Fermanagh Herald, 5 May 2010

ON the eighth day of the trial of Father Eugene Lewis, for a series of alleged sexual offences against three Fermanagh sisters in the 1960s and 1970s, Omagh Crown Court heard that the third sister, who claims the priest abused her as a child, unsuccessfully tried to 'forgive him'.

The witness told the court that on one occasion when she was ten or eleven her family were planning a day out at the beach, when Father Lewis arrived at their home unexpectedly. She said that, realising that this put her parents in an awkward position, she volunteered to stay behind and make him something to eat. She alleged that later, while she was washing the dishes, Fr Lewis who was lying on a sofa in the kitchen, asked her to come and sit beside him.

Her statement was read..."I remember lying down on the outside of Fr Lewis. He was touching my breast area over my clothing, as he was doing so he was making movements with his groin." She stated she felt there was something hard being pushed into the lower part of her back which she later thought was an erect penis.

Defence counsel suggested that the witness had come up with the idea of the family being away at the beach to justify her version of events, "In order for Father Lewis to have abused you the way you said he abused you, the kitchen would have to be empty that's how you built up this recollection...You had to be alone with him."

Defence counsel continued, "The only time that he went to your farm during the day was in June 1970 when he was saying goodbye because he was going to Dublin to start his new post." He went on to say that the defendant's recollection was that the witness was 15-16 at the time, had the flu and was all wrapped up.

Witness could not recall any such visit.

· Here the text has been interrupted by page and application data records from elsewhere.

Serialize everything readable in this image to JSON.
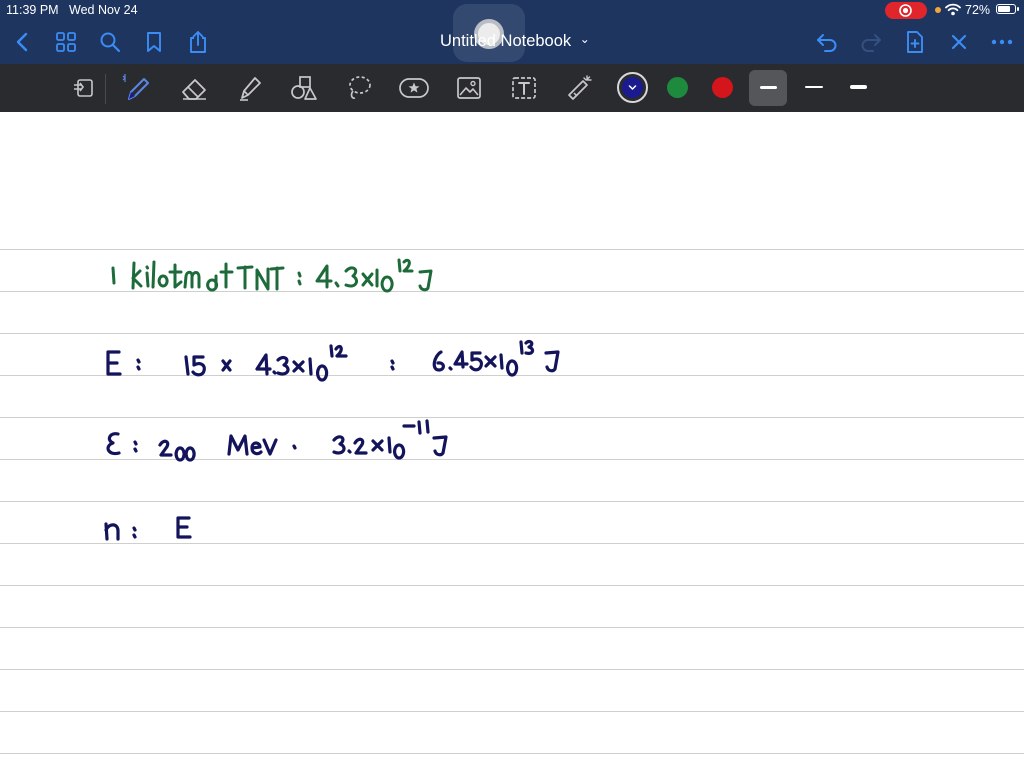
{
  "status_bar": {
    "time": "11:39 PM",
    "date": "Wed Nov 24",
    "battery_percent": "72%",
    "battery_level": 0.72
  },
  "nav": {
    "title": "Untitled Notebook",
    "title_chevron": "⌄"
  },
  "toolbar": {
    "tools": [
      "page-view-icon",
      "pen-icon",
      "eraser-icon",
      "highlighter-icon",
      "shapes-icon",
      "lasso-icon",
      "sticker-icon",
      "image-icon",
      "text-box-icon",
      "laser-pointer-icon"
    ],
    "active_tool": "pen-icon",
    "colors": [
      "#1b1b8f",
      "#1d8a3e",
      "#d4151b"
    ],
    "selected_color": "#1b1b8f",
    "stroke_widths": [
      "thin",
      "medium",
      "thick"
    ],
    "selected_stroke": "thin"
  },
  "notebook": {
    "lines": [
      "1 kiloton of TNT = 4.3×10^12 J",
      "E = 15 × 4.3×10^12 = 6.45×10^13 J",
      "ε = 200 MeV = 3.2×10^-11 J",
      "n = E"
    ],
    "ink_colors": {
      "green": "#1d6b3a",
      "navy": "#14145c"
    }
  }
}
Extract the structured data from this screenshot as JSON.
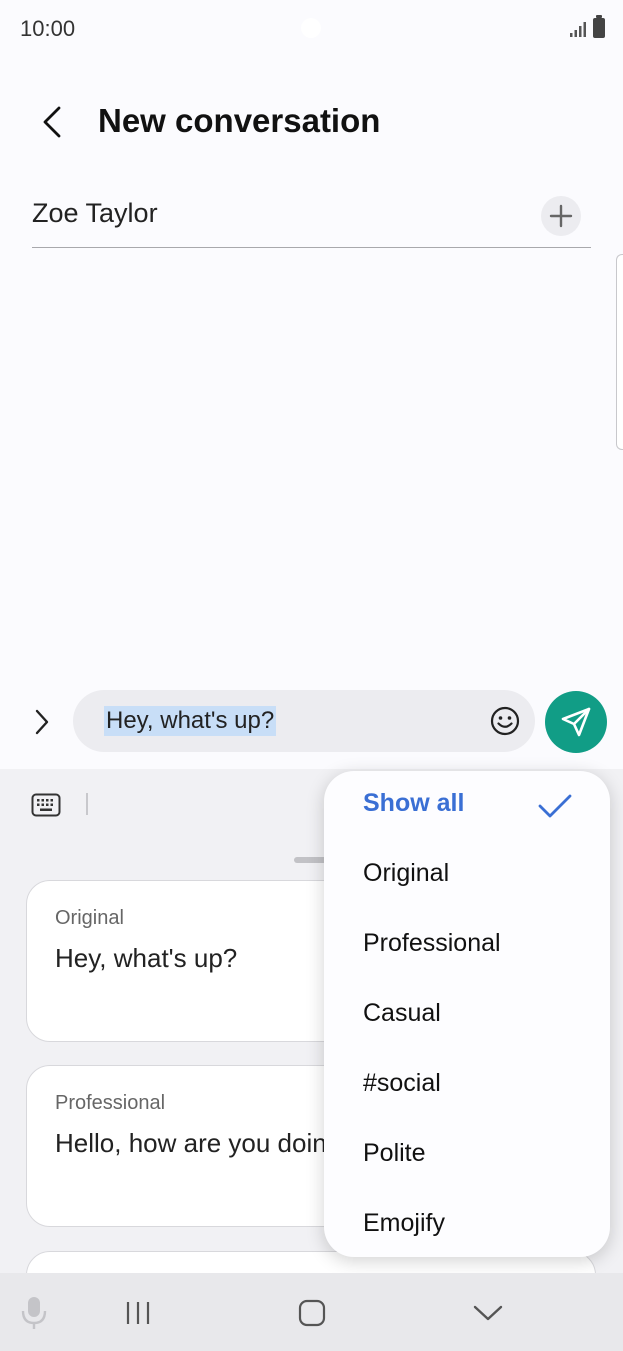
{
  "status_bar": {
    "time": "10:00"
  },
  "header": {
    "title": "New conversation"
  },
  "recipient": {
    "value": "Zoe Taylor"
  },
  "composer": {
    "message": "Hey, what's up?"
  },
  "suggestions": [
    {
      "label": "Original",
      "text": "Hey, what's up?"
    },
    {
      "label": "Professional",
      "text": "Hello, how are you doing today?"
    },
    {
      "label": "",
      "text": ""
    }
  ],
  "tone_menu": {
    "items": [
      "Show all",
      "Original",
      "Professional",
      "Casual",
      "#social",
      "Polite",
      "Emojify"
    ],
    "selected": "Show all"
  },
  "colors": {
    "accent": "#3a6fd4",
    "send_button": "#119d86",
    "selection_highlight": "#c8def7"
  },
  "icons": [
    "signal-icon",
    "battery-icon",
    "back-arrow-icon",
    "plus-icon",
    "chevron-right-icon",
    "emoji-icon",
    "send-icon",
    "keyboard-icon",
    "check-icon",
    "microphone-icon",
    "recent-apps-icon",
    "home-icon",
    "hide-keyboard-icon"
  ]
}
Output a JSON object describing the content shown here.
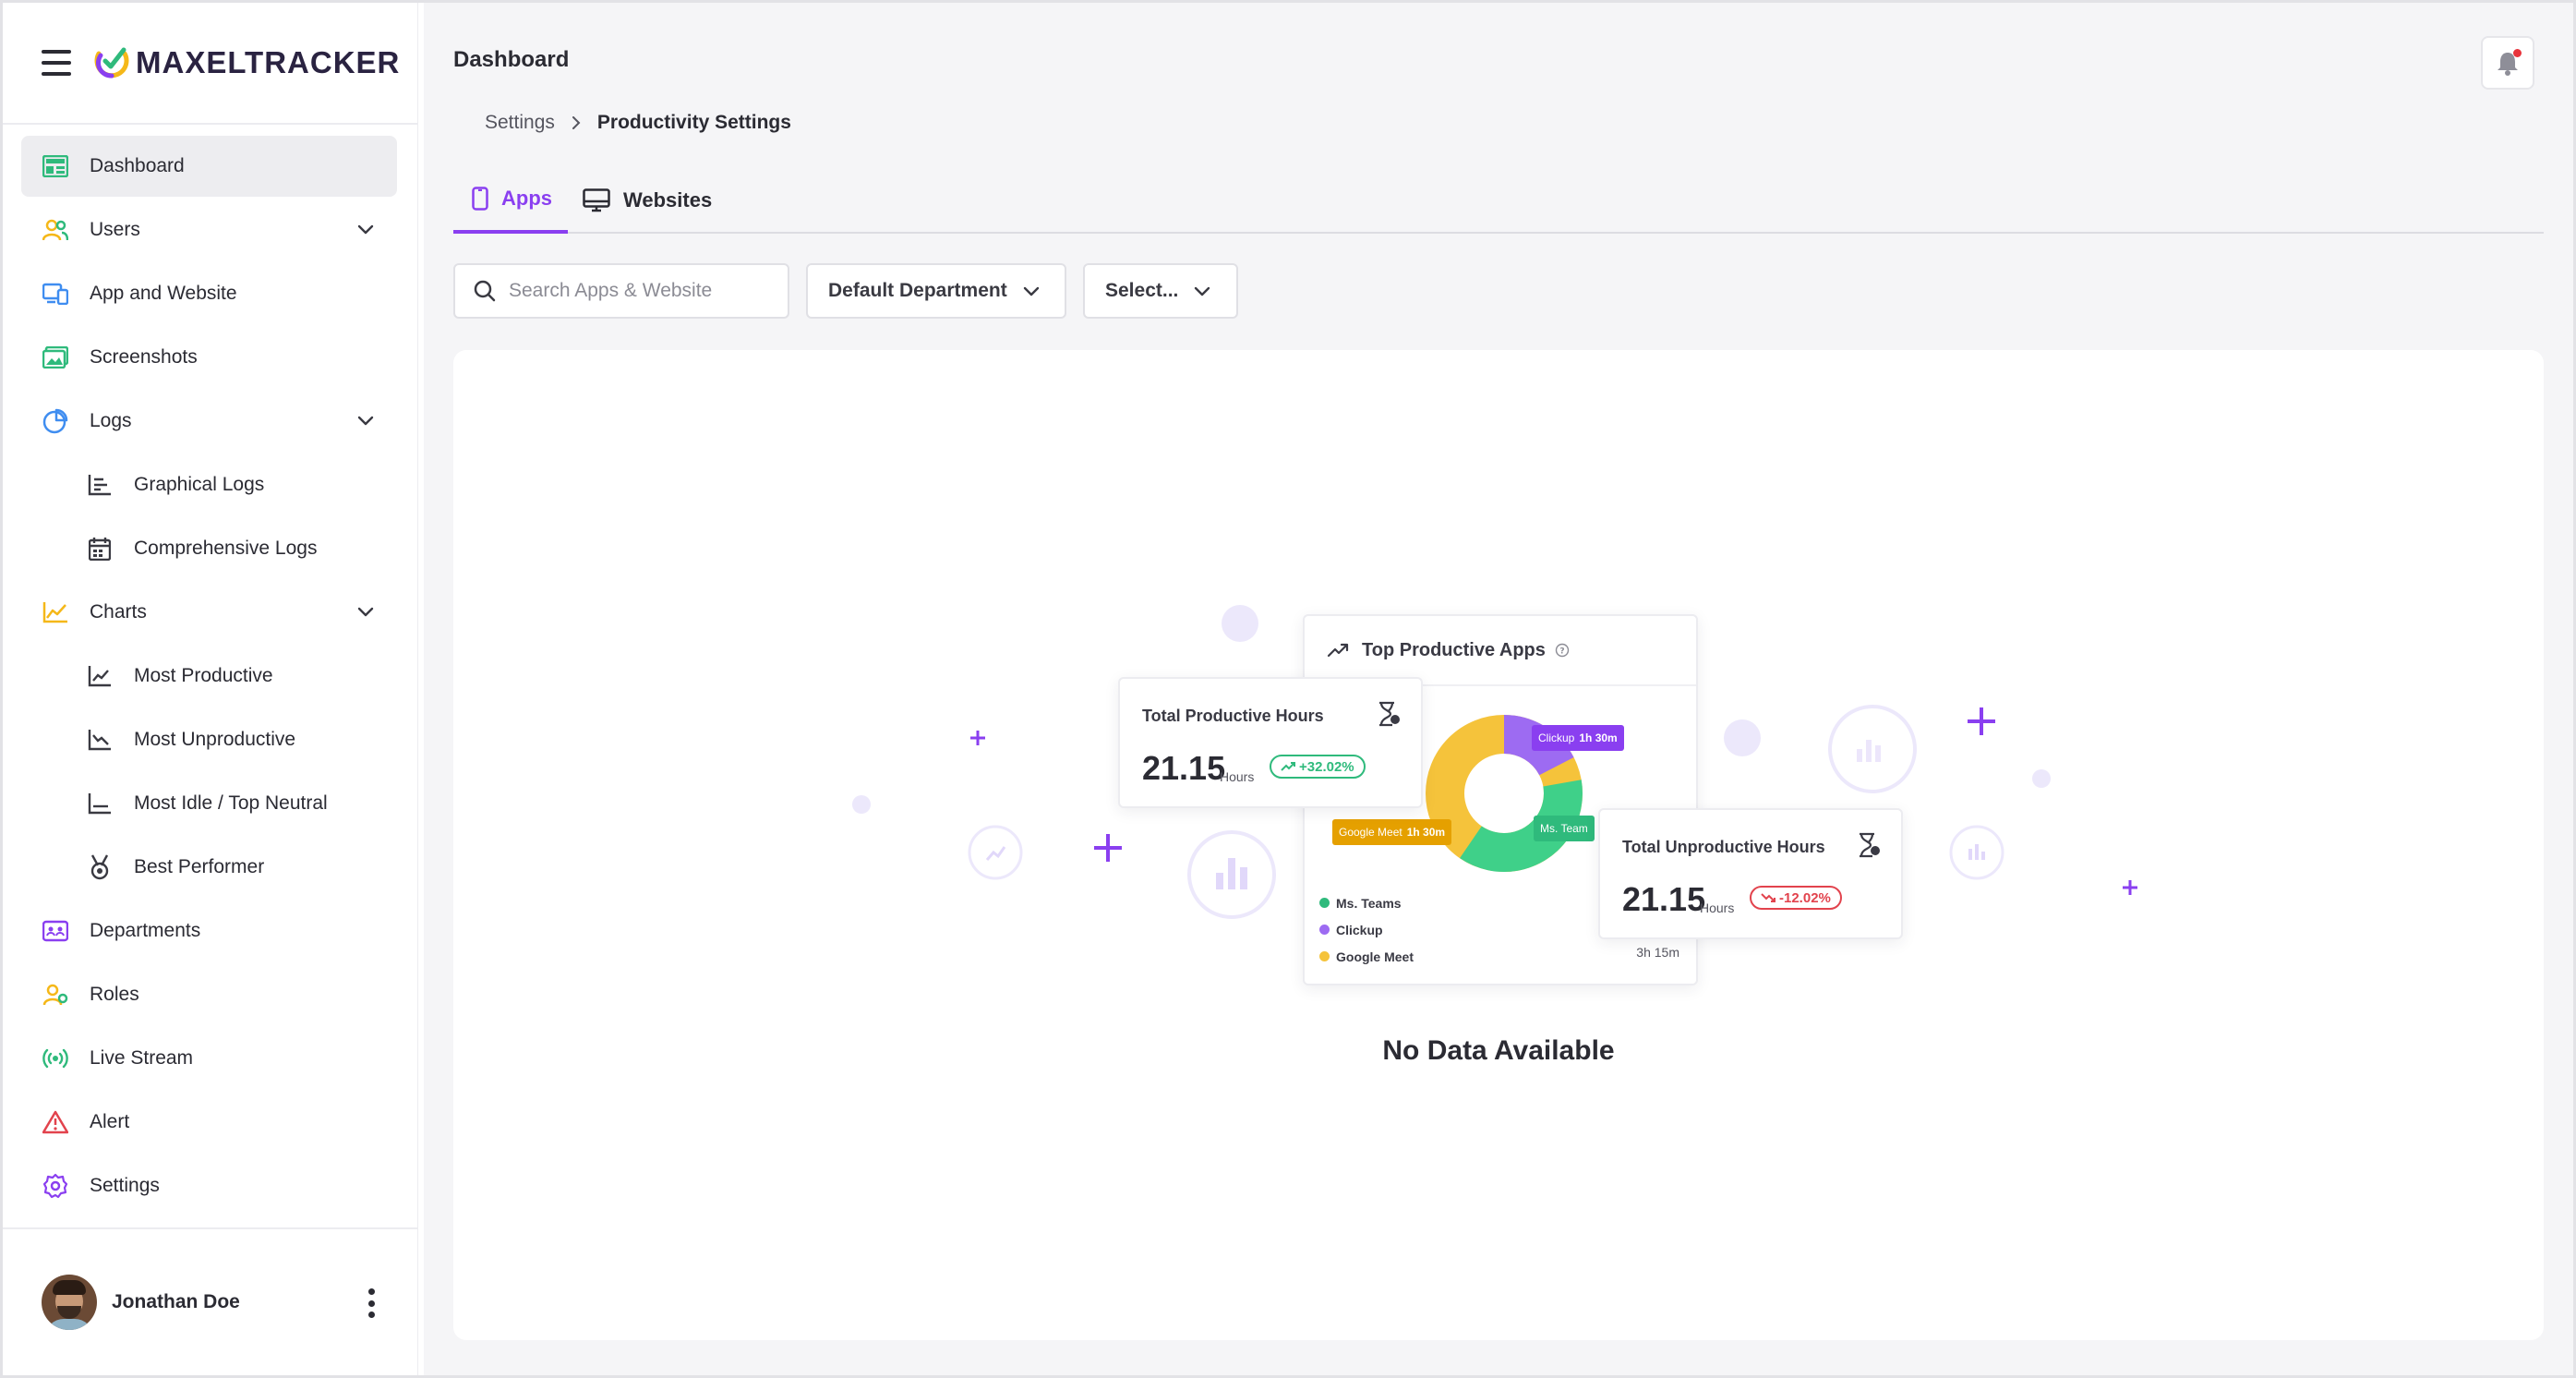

The defence continued, "You can't say how long he stayed or how long your parents were away...he says he never touched you in an indecent manner and that you are wrong."

Witness replied, "I am not telling lies. This process has caused a great deal of distress to my mother, to the good men in the White Fathers, and myself. I'm not telling lies."

Moving on to the witness's relationship with the defendant in adult life, defence said, "It was about mid-2002 [another priest was home on leave] and you made a call to Fr Lewis and asked him around to your house, and it was a very enjoyable evening."

The witness agreed adding that that was the start of the adult relationship between her family and Father Lewis.The defence asked why she had not made mention of the allegations. Witness replied, "There was a great deal more to it than that. We live our lives forgiving those who have hurt us, believing that there is goodness in everyone."

Defence counsel suggested that the relationship between them was 'almost professional, but warm'. The witness agreed. She also agreed that in mid-2002 she came up to him with a gift, and acknowledged that she and her husband had driven the priest to the airport on a number of occasions. Further, that she and her husband had driven from Belfast to Dublin airport to collect the priest off a flight from Frankfurt because she did not want him having to take a bus.

On that occasion, she found that the defendant's brother and brother's wife had turned up to collect Father Lewis and that there was much merriment about the mix-up. Defence claimed that in the presence of the defendant's brother, the witness had made complimentary remarks about Father Lewis and about how much he meant to the people of Poleglass.

The witness agreed with the defence version of events regarding the airport mix-up.

"Is it far to say", asked the defence counsel, "That when Fr Lewis arrived at your house he was greeted with hugs and kisses and general affection?"

Witness responded, "Drop the plural. I gave him a hug and a kiss. I told you I forgave him...there's nothing wrong with treating people in a compassionate way. I was doing so in the knowledge that I was the only one he abused."

The defence counsel referred to a German couple, to whom, he said, the witness had extolled the good work that father Lewis did in the community and the fact that she was delighted that he was part of the community and asked, "Was that all part of your forgiveness?"

The witness replied, "It was all part of the bigger picture. I have always found it extremely difficult to live with the knowledge of what he did to me, but also the good work he did. It could never be black and white for me."

Defence counsel suggested that the witness had stated that she had ceased initiating contact with the accused the previous January (2007) and suggested that she was now contradicting her earlier statement.

Witness replied, "I don't believe it's a contradiction, I believe it's an issue regarding clarity of dates."

Defence counsel rejoined, "The reason you are not sure about the dates is that you have been caught out in your evidence by the way you behaved in July 2007. The truth is that this man never touched you in an indecent manner. You made a false allegation."

Witness denied making a false allegation. She told the court that her attempt at forgiveness began to break down when she heard Fr Lewis refer to St Louise's school in west Belfast, at which he worked, as "My girl factory". She said that she found that term derogatory and told him so.

However, under cross-examination it emerged that she had actually advised him that he should not say that outside of the confines of her home, because people might not understand.

Defence counsel said to the witness, " He joked, by referring to St Louise's as 'my girl factory'... How often did he say that?"

Witness replied that she could not recall how many times but said that it was on more than one occasion.

"And you found that derogatory and told him so?"


He continued, "You thought he could reach these girls and hurt these girls and you started to worry. And this brought about a change in your attitude towards him?"


The defence counsel than asked, "If you were worried why did you not raise the matter with the proper authorities?"

Witness replied, "I have thought about that and I know I should have done that but there were a lot of elements to take into consideration. But there was a process to go through before I could speak about it."

She went on to say that the White Fathers were still playing a big part in her life and that she didn't want to bring shame on them. She added, "I knew my mother would be absolutely heart-broken and I was not prepared to bring that pain on her."

The witness claimed that she had spoken to an African woman whom the priest was helping and advised her not to leave her children alone at the parochial house, rather to leave the children with her family if she needed to.

Defence asked; "Were you warning her about Father Lewis?", to which she replied, "yes."

Defence asked, "Did you say, 'Do not leave your children alone in the company of Fr Lewis?'" witness replied , "No I wouldn't have been as direct as that."

Earlier the court had heard that the defendant had been a welcome guest at the witnesses home on a number of occasions, and that the witness and her family had taken the priest and his sister out for a meal at one of the most exclusive restaurants in Belfast.